*** Input Section Begins ***

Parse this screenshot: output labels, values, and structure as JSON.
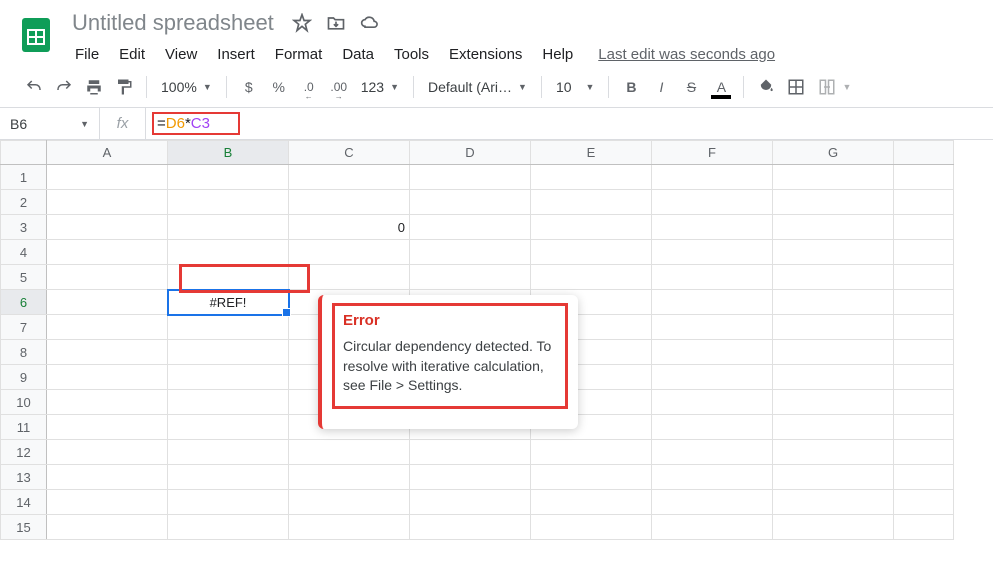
{
  "doc_title": "Untitled spreadsheet",
  "menubar": [
    "File",
    "Edit",
    "View",
    "Insert",
    "Format",
    "Data",
    "Tools",
    "Extensions",
    "Help"
  ],
  "last_edit": "Last edit was seconds ago",
  "toolbar": {
    "zoom": "100%",
    "currency": "$",
    "percent": "%",
    "dec_dec": ".0",
    "dec_inc": ".00",
    "num_fmt": "123",
    "font": "Default (Ari…",
    "font_size": "10",
    "text_color_letter": "A"
  },
  "formula_bar": {
    "name_box": "B6",
    "fx": "fx",
    "eq": "=",
    "ref1": "D6",
    "op": "*",
    "ref2": "C3"
  },
  "columns": [
    "A",
    "B",
    "C",
    "D",
    "E",
    "F",
    "G"
  ],
  "rows": [
    "1",
    "2",
    "3",
    "4",
    "5",
    "6",
    "7",
    "8",
    "9",
    "10",
    "11",
    "12",
    "13",
    "14",
    "15"
  ],
  "cells": {
    "C3": "0",
    "B6": "#REF!"
  },
  "selected_col": "B",
  "selected_row": "6",
  "tooltip": {
    "title": "Error",
    "body": "Circular dependency detected. To resolve with iterative calculation, see File > Settings."
  }
}
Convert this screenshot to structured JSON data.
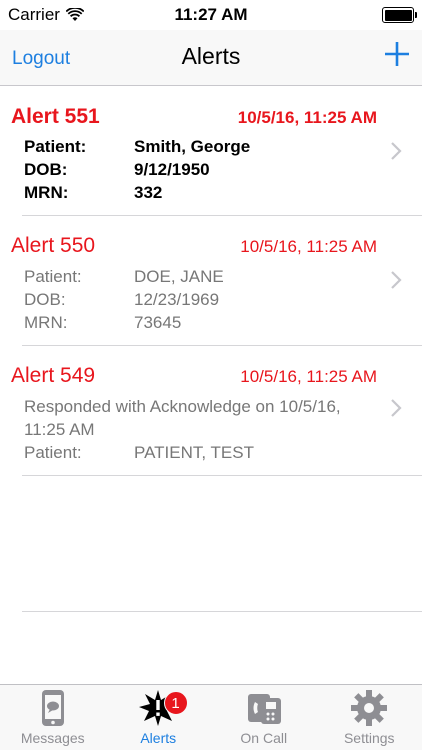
{
  "status_bar": {
    "carrier": "Carrier",
    "time": "11:27 AM"
  },
  "nav": {
    "left_label": "Logout",
    "title": "Alerts",
    "add_icon": "plus-icon"
  },
  "alerts": [
    {
      "title": "Alert 551",
      "time": "10/5/16, 11:25 AM",
      "unread": true,
      "fields": [
        {
          "label": "Patient:",
          "value": "Smith, George"
        },
        {
          "label": "DOB:",
          "value": "9/12/1950"
        },
        {
          "label": "MRN:",
          "value": "332"
        }
      ]
    },
    {
      "title": "Alert 550",
      "time": "10/5/16, 11:25 AM",
      "unread": false,
      "fields": [
        {
          "label": "Patient:",
          "value": "DOE, JANE"
        },
        {
          "label": "DOB:",
          "value": "12/23/1969"
        },
        {
          "label": "MRN:",
          "value": "73645"
        }
      ]
    },
    {
      "title": "Alert 549",
      "time": "10/5/16, 11:25 AM",
      "unread": false,
      "note": "Responded with Acknowledge on 10/5/16, 11:25 AM",
      "fields": [
        {
          "label": "Patient:",
          "value": "PATIENT, TEST"
        }
      ]
    }
  ],
  "tabs": [
    {
      "label": "Messages",
      "icon": "messages-phone-icon",
      "active": false
    },
    {
      "label": "Alerts",
      "icon": "alert-burst-icon",
      "active": true,
      "badge": "1"
    },
    {
      "label": "On Call",
      "icon": "on-call-phone-icon",
      "active": false
    },
    {
      "label": "Settings",
      "icon": "gear-icon",
      "active": false
    }
  ],
  "colors": {
    "accent": "#1d7fe0",
    "alert_red": "#e8161d",
    "badge_red": "#e8161d"
  }
}
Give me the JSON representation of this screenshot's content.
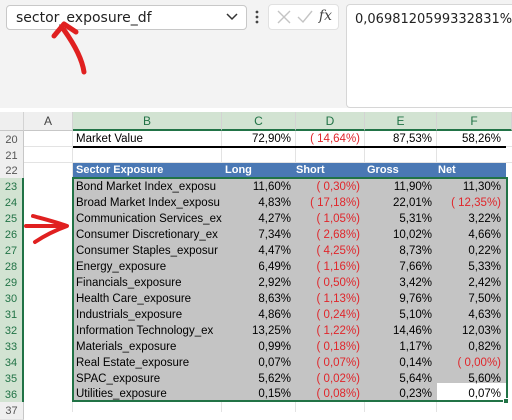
{
  "name_box": {
    "value": "sector_exposure_df"
  },
  "formula_bar": {
    "value": "0,0698120599332831%",
    "fx_label": "fx"
  },
  "columns": [
    "A",
    "B",
    "C",
    "D",
    "E",
    "F"
  ],
  "rows": [
    "20",
    "21",
    "22",
    "23",
    "24",
    "25",
    "26",
    "27",
    "28",
    "29",
    "30",
    "31",
    "32",
    "33",
    "34",
    "35",
    "36",
    "37"
  ],
  "market_value": {
    "label": "Market Value",
    "long": "72,90%",
    "short": "( 14,64%)",
    "gross": "87,53%",
    "net": "58,26%"
  },
  "table": {
    "headers": [
      "Sector Exposure",
      "Long",
      "Short",
      "Gross",
      "Net"
    ],
    "rows": [
      [
        "Bond Market Index_exposu",
        "11,60%",
        "( 0,30%)",
        "11,90%",
        "11,30%"
      ],
      [
        "Broad Market Index_exposu",
        "4,83%",
        "( 17,18%)",
        "22,01%",
        "( 12,35%)"
      ],
      [
        "Communication Services_ex",
        "4,27%",
        "( 1,05%)",
        "5,31%",
        "3,22%"
      ],
      [
        "Consumer Discretionary_ex",
        "7,34%",
        "( 2,68%)",
        "10,02%",
        "4,66%"
      ],
      [
        "Consumer Staples_exposur",
        "4,47%",
        "( 4,25%)",
        "8,73%",
        "0,22%"
      ],
      [
        "Energy_exposure",
        "6,49%",
        "( 1,16%)",
        "7,66%",
        "5,33%"
      ],
      [
        "Financials_exposure",
        "2,92%",
        "( 0,50%)",
        "3,42%",
        "2,42%"
      ],
      [
        "Health Care_exposure",
        "8,63%",
        "( 1,13%)",
        "9,76%",
        "7,50%"
      ],
      [
        "Industrials_exposure",
        "4,86%",
        "( 0,24%)",
        "5,10%",
        "4,63%"
      ],
      [
        "Information Technology_ex",
        "13,25%",
        "( 1,22%)",
        "14,46%",
        "12,03%"
      ],
      [
        "Materials_exposure",
        "0,99%",
        "( 0,18%)",
        "1,17%",
        "0,82%"
      ],
      [
        "Real Estate_exposure",
        "0,07%",
        "( 0,07%)",
        "0,14%",
        "( 0,00%)"
      ],
      [
        "SPAC_exposure",
        "5,62%",
        "( 0,02%)",
        "5,64%",
        "5,60%"
      ],
      [
        "Utilities_exposure",
        "0,15%",
        "( 0,08%)",
        "0,23%",
        "0,07%"
      ]
    ]
  },
  "colors": {
    "header_fill": "#4a78b4",
    "selection_border": "#217346",
    "negative": "#e0262b",
    "annotation": "#e02020"
  },
  "icons": [
    "chevron-down-icon",
    "more-options-icon",
    "cancel-icon",
    "enter-icon",
    "insert-function-icon"
  ]
}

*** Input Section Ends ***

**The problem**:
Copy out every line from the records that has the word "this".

**Output of the exercise**:
Parse this screenshot: output labels, values, and structure as JSON.
Convert this screenshot to structured JSON data.
Give me the JSON representation of this screenshot's content.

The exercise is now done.